Ben Wade ’17 – Thursday was the first full day in Brussels, and it didn’t disappoint at all. After getting into the city fairly late last night, it was nice to get the chance to sleep in and relax a bit this morning. However, we couldn’t rest for too long, as we had a whole new city to explore and only three days to do it. Besides, looking out our hotel windows at all the different food options in the main square meant that we couldn’t stay in bed for too long.

The only scheduled event today set the tone for the rest of our day, and sort of underscored something I noticed in Frankfurt. Our trip to the European Council was filled with a diversity that I have never experienced before and that also surprised a couple other guys in the trip. In our travels today, we saw the words “European Parliament” written in 24 different languages; our presenter at the Council spoke at least 5 languages and probably could have defended himself in several more; our dinner was a choice between Ethiopian or Senegalese cuisine, decided only after walking past Greek, Indian, and Indonesian restaurants.

Walking around today showed me that the term “melting pot” cannot just be used to describe the U.S. Today, I talked to an Irishman who spoke very accented Dutch, German, and English about how Chelsea was better than Paris St. Germaine (soccer, btw). Earlier, I asked for pouille mafa (spiced chicken) in a Senegalese restaurant from a waiter who only spoke French, albeit with a little help from Professors Byun and Hollander.
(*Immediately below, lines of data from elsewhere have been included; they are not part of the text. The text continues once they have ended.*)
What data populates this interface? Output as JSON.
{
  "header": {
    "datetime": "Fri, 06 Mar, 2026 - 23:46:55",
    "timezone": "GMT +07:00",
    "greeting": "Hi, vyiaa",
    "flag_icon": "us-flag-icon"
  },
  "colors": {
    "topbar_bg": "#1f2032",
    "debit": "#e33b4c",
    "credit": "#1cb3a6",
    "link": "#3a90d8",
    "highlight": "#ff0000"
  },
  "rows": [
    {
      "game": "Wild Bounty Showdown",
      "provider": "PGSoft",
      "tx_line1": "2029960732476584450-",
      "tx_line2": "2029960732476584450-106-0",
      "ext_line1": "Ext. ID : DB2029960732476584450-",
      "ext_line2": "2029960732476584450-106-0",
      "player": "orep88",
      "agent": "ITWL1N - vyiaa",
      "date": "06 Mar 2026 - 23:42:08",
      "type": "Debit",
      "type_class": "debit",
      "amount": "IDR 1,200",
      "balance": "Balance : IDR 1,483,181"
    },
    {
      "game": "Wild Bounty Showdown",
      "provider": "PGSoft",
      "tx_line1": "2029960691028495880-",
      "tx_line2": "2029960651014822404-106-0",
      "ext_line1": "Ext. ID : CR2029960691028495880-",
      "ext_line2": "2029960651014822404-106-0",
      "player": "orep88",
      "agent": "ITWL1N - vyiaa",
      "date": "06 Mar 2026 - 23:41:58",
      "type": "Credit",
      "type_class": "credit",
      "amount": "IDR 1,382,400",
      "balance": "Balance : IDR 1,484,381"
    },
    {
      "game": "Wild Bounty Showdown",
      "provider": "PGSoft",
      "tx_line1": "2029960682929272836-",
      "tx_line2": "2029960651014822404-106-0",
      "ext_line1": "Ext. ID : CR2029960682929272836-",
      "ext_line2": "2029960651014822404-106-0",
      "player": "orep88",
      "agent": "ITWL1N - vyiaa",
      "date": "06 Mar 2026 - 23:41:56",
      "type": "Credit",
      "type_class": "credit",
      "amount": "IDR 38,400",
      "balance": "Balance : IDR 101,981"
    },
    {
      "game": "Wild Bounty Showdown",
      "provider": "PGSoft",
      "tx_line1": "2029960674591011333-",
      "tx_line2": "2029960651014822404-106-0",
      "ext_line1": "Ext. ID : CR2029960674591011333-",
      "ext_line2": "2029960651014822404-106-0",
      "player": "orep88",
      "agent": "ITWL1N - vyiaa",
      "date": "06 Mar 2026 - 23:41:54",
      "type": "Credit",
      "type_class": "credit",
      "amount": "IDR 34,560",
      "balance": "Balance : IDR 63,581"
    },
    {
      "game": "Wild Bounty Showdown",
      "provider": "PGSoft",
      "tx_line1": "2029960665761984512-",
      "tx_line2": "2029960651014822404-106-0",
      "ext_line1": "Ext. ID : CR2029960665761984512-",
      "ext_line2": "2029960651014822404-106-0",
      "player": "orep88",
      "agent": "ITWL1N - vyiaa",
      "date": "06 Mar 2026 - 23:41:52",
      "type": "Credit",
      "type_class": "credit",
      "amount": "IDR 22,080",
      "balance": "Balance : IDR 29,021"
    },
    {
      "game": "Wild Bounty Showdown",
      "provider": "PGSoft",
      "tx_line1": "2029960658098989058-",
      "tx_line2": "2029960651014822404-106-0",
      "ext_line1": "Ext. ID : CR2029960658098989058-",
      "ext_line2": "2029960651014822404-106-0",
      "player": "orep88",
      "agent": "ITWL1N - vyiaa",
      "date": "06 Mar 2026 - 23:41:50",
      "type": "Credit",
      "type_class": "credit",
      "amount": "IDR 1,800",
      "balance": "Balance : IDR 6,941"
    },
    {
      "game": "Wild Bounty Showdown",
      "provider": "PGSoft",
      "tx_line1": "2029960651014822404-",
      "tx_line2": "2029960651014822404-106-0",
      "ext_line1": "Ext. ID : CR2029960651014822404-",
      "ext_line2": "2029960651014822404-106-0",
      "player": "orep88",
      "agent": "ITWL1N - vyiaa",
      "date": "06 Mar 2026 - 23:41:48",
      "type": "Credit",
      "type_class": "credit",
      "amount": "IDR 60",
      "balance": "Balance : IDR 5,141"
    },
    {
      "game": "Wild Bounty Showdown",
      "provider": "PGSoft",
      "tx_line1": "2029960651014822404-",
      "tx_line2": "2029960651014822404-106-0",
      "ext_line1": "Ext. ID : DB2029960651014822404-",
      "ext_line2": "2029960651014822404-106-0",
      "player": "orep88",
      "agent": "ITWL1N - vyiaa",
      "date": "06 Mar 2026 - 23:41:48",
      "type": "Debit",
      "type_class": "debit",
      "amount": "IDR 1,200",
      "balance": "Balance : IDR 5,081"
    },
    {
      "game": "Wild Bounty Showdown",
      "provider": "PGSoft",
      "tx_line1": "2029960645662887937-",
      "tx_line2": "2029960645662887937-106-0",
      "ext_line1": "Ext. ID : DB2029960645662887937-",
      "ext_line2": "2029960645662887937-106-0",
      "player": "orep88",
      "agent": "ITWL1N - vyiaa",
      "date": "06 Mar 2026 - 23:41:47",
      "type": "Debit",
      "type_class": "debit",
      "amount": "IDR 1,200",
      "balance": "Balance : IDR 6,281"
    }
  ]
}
Though these cultures and people are very distinct, there is no denying that they mix together in this city and others across Europe. Thinking of America as the only place where cultures come together is simply closed-minded to the entire world around us.

Everything about this place is different from anything I’ve ever encountered: different people, different food, different architecture, and very different experiences. If anything this trip has taught me two things: everything in Europe is expensive (even using the bathroom) and it’s okay to be uncomfortable sometimes. Even though hamburgers and French fries are safe and familiar, you might find that you like spiced African chicken and döner kebab more, as a few of us found out. Though this experience is half over, I have loved every minute here and I’ll finish by giving out a huge shout-out to the Rogge Fund and Professors Hollander, Byun, and Mikek for making it possible.